The findings, to be published on Friday, 11 January in the Monthly Notices of the Royal Astronomical Society, will also provide vital input into the design of a proposed satellite mission called SPACE – the SPectroscopic All-sky Cosmic Explorer - that could unveil the nature of dark energy.
The discovery of dark energy in 1998 was completely unexpected and understanding its nature is one of the biggest problems in physics. Scientists believe that dark energy, which makes up 70 per cent of the Universe, is driving its accelerating expansion. If this expansion continues to accelerate experts say it could eventually lead to a Big Freeze as the Universe is pulled apart and becomes a vast cold expanse of dying stars and black holes.
The simulations, which took 11 days to run on Durham’s unique Cosmology Machine (COSMA) computer, looked at tiny ripples in the distribution of matter in the Universe made by sound waves a few hundred thousand years after the Big Bang. The ripples are delicate and some have been destroyed over the subsequent 13 billion years of the Universe, but the simulations showed they survived in certain conditions.
By changing the nature of dark energy in the simulations, the researchers discovered that the ripples appeared to change in length and could act as a “standard ruler” in the measurement of dark energy.
ICC Director Professor Carlos Frenk said: “The ripples are a ‘gold standard’. By comparing the size of the measured ripples to the gold standard we can work out how the Universe has expanded and from this figure out the properties of the dark energy.
“Astronomers are stuck with the one universe we live in. However, the simulations allow us to experiment with what might have happened if there had been more or less dark energy in the universe.”
In the next five to 10 years a number of experiments are planned to explore dark energy. The Durham simulation has demonstrated the feasibility of the SPACE satellite mission proposed to the European Space Agency’s (ESA) Cosmic Vision programme.
The project has been put forward by an international consortium of researchers including the Durham team.

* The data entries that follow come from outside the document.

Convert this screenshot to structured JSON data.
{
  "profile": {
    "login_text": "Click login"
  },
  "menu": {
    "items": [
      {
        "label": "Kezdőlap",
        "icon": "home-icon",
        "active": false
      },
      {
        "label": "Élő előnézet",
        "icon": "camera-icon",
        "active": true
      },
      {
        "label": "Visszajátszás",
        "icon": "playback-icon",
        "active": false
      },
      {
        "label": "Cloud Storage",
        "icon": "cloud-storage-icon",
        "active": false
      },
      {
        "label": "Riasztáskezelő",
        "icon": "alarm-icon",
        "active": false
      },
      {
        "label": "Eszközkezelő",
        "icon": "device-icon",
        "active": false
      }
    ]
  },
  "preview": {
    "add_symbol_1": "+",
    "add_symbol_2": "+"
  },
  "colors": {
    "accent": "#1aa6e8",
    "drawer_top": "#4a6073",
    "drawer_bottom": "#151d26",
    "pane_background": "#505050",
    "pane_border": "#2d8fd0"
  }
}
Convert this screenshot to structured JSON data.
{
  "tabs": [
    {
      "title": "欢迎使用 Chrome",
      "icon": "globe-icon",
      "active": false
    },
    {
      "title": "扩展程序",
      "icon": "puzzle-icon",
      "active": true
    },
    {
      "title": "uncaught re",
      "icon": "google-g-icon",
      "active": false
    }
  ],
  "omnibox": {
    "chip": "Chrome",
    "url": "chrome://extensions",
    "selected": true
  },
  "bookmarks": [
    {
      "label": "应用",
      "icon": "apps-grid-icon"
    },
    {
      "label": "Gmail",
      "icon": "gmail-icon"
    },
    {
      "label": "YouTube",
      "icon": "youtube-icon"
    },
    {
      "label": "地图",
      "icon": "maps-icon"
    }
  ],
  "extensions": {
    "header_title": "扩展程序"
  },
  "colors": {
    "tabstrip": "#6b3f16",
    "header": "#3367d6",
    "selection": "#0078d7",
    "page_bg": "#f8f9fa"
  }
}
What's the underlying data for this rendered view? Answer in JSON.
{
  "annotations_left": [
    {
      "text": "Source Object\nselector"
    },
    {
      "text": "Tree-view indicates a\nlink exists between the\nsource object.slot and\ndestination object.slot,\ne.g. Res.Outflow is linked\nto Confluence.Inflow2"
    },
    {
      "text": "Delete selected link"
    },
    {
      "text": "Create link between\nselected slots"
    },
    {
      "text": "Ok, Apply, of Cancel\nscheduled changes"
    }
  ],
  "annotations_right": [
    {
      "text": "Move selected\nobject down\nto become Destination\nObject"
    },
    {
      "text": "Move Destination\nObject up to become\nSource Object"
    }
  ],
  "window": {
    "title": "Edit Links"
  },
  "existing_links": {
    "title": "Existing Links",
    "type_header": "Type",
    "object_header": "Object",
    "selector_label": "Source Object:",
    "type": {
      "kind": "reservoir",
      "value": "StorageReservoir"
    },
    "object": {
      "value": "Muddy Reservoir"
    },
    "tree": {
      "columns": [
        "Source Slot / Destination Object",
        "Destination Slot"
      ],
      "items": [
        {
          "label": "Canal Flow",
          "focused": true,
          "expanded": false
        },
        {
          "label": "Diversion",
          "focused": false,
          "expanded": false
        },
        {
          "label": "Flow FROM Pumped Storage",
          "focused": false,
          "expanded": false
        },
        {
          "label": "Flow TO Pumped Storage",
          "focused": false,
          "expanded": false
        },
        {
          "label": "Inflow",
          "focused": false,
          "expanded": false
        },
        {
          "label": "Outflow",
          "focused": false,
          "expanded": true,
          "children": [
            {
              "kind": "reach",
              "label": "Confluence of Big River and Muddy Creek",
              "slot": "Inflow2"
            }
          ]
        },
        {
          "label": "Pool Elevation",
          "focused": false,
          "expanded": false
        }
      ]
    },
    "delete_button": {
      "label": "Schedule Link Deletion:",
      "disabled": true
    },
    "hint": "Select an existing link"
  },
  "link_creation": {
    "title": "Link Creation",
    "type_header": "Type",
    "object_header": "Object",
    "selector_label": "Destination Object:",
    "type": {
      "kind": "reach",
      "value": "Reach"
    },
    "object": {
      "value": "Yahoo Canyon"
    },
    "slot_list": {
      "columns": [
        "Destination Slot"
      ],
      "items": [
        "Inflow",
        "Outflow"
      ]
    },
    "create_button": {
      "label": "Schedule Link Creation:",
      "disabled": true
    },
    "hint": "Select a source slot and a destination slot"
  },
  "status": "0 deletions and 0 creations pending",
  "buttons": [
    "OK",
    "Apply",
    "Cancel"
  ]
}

SPACE, which is led by Bologna University, in Italy, is through to the next round of assessment by the ESA and if successful is planned to launch in 2017.
Co-principal investigator Professor Andrea Cimatti, of Bologna University, said: “Thanks to the ICC simulations it is possible to predict what SPACE would observe and to plan how to develop the mission parameters in order to obtain a three-dimensional map of the Universe and to compare it with the predictions of the simulations.
“Thanks to this comparison it will be possible to unveil the nature of dark energy and to understand how the structures in the Universe built up and evolved with cosmic time.”
The Durham research was funded by the Science and Technology Facilities Council (STFC) and the European Commission.
Robert Massey | alfa
Significantly more productivity in USP lasers
06.12.2016 | Fraunhofer-Institut für Lasertechnik ILT
Shape matters when light meets atom
05.12.2016 | Centre for Quantum Technologies at the National University of Singapore
In recent years, lasers with ultrashort pulses (USP) down to the femtosecond range have become established on an industrial scale. They could advance some applications with the much-lauded “cold ablation” – if that meant they would then achieve more throughput. A new generation of process engineering that will address this issue in particular will be discussed at the “4th UKP Workshop – Ultrafast Laser Technology” in April 2017.
Even back in the 1990s, scientists were comparing materials processing with nanosecond, picosecond and femtosesecond pulses. The result was surprising:...
Have you ever wondered how you see the world? Vision is about photons of light, which are packets of energy, interacting with the atoms or molecules in what...
A multi-institutional research collaboration has created a novel approach for fabricating three-dimensional micro-optics through the shape-defined formation of porous silicon (PSi), with broad impacts in integrated optoelectronics, imaging, and photovoltaics.
Working with colleagues at Stanford and The Dow Chemical Company, researchers at the University of Illinois at Urbana-Champaign fabricated 3-D birefringent...
In experiments with magnetic atoms conducted at extremely low temperatures, scientists have demonstrated a unique phase of matter: The atoms form a new type of quantum liquid or quantum droplet state. These so called quantum droplets may preserve their form in absence of external confinement because of quantum effects. The joint team of experimental physicists from Innsbruck and theoretical physicists from Hannover report on their findings in the journal Physical Review X.
“Our Quantum droplets are in the gas phase but they still drop like a rock,” explains experimental physicist Francesca Ferlaino when talking about the...
The Max Planck Institute for Physics (MPP) is opening up a new research field. A workshop from November 21 - 22, 2016 will mark the start of activities for an innovative axion experiment. Axions are still only purely hypothetical particles. Their detection could solve two fundamental problems in particle physics: What dark matter consists of and why it has not yet been possible to directly observe a CP violation for the strong interaction.
The “MADMAX” project is the MPP’s commitment to axion research. Axions are so far only a theoretical prediction and are difficult to detect: on the one hand,...
16.11.2016 | Event News
01.11.2016 | Event News
14.10.2016 | Event News
07.12.2016 | Health and Medicine
07.12.2016 | Life Sciences
07.12.2016 | Health and Medicine